Nathan: Bingo. And that’s the other side of this, right? You also have an ongoing chip shortage, likely at least partially a byproduct of people mining for cryptocurrency and wanting better and better cards. But as you make these things better, the energy required to make them goes up, because you have to put more and more transistors onto semiconductors. As a result of that, even if companies are reducing energy output and technology is becoming more efficient, you still have this incremental curve of energy use for making all of this stuff going up over time.
On top of that, cloud gaming is getting more and more popular. You would think that’s a good thing because you don’t have as many in-home electronics. The problem is that as it currently exists, cloud gaming currently draws more power than local options. From a 2020 Wired article on the subject: “Cloud gaming uses more energy per hour of gameplay than local gaming, which means data centers are taxed regardless of the console people play on. Microsoft, which runs its own Azure data centers, is pushing hard to convert its facilities to renewable energy.”
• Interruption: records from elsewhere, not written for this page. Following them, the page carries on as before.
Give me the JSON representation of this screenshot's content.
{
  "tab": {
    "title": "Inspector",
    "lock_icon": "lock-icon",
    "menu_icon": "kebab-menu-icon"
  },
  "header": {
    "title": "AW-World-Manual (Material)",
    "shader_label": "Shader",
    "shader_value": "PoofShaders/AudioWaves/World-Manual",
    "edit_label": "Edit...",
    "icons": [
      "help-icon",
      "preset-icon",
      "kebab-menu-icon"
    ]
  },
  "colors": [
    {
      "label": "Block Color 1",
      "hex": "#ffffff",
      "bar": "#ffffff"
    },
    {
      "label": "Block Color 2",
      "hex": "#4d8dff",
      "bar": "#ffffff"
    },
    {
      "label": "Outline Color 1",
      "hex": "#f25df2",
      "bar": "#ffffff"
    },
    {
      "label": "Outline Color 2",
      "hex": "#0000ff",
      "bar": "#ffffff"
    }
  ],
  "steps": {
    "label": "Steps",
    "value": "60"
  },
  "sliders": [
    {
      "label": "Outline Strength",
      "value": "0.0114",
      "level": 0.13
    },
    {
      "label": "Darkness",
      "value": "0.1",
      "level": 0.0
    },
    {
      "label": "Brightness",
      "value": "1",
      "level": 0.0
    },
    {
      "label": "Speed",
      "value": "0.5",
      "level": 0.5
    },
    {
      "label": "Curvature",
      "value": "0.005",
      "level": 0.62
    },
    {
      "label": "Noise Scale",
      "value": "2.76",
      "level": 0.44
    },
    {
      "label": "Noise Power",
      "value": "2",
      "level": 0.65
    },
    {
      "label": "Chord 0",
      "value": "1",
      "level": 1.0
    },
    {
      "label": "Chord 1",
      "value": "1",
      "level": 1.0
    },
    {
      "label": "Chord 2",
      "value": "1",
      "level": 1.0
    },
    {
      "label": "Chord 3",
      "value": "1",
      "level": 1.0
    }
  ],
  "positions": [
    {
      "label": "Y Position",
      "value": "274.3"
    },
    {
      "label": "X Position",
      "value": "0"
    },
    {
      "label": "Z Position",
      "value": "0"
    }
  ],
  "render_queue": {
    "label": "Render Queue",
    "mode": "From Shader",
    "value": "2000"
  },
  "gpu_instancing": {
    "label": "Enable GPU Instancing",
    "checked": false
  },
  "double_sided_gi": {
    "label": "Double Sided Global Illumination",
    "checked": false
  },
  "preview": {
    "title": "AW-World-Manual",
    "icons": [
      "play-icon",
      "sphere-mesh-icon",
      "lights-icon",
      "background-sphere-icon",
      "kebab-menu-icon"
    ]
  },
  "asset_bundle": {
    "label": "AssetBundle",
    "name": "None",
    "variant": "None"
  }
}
Which is good, but again, these companies have very long-term goals. Another major issue within that is that there’s not really anybody meaningfully holding them accountable on that front, aside from themselves. Will they do it? If it’s a high priority for them, yes. But there’s not a good way of knowing that. We’ll see. 2030 and 2050 are a lot of years away.
Once again, it goes back to the push and pull between people saying you should reduce your own carbon footprint and it not really making a dent as long as major companies and industries don’t massively reduce their own energy usage.
Fahey: So we’re screwed. But at least they’re not just straight up saying, “Fuck you guys. We’re gonna make all the money, and when we’re done, if you guys are still alive, we’ll try to make some more.” We can sort of have a positive outlook, but I don’t trust any company that says anything about global warming to be much more than a message.
Nathan: You don’t even trust Ubisoft, whose commitment back in 2019 was to “develop in-game green themes and source materials from eco-friendly factories”?
Fahey: Have they done a lot of that? Is that a big thing? Are we recycling in Assassin’s Creed now?
Ash: How much power does running one of those wayback machines take? The Animus?
Nathan: Well, they’re still around in that future. They haven’t died in a gout of horrible flame. So they must have figured something out.
Fahey: They can’t take too much power. They run one out of a cave. Maybe they’re powered by natural stone.
Ash: Poop. Maybe it runs off human waste. They have a system in Waterworld where Kevin Costner pees in a cup, and it runs through a couple of pumps and becomes drinkable water.
Fahey: I mean, the takeaway from global warming is that the post-apocalyptic games are now gonna be less about zombies and nuclear war and more about—
Ash: Nuclear winter.
Fahey: We fucked the planet!
Nathan: I think the other takeaway is that while it’s easy to give into despondency and hopelessness because what can we do in the face of all these companies that don’t care about anything except their bottom line, the only people who can hold them accountable are audiences. Meaning that even though it sucks and it’s more work for all of us to do, put pressure on companies. Ask what the deal is with all these environmental initiatives and why they’re not going faster with it. If nothing else, because it’s a move probably done in the name of optics in the first place, if it turns into bad optics for them, they will have a reason to follow through and do better.
Ash: If that fails, get the guillotines.
For all that and more, check out the episode. New episodes drop every Friday, and don’t forget to like and subscribe on Apple Podcasts, Spotify, or Stitcher. Also, if you feel so inclined, leave a review, and you can always drop us a line at firstname.lastname@example.org if you have questions or to suggest a topic. If you want to yell at us directly, you can reach us on Twitter: Ash is @adashtra, Fahey is @UncleFahey, and Nathan is @Vahn16. See you next week!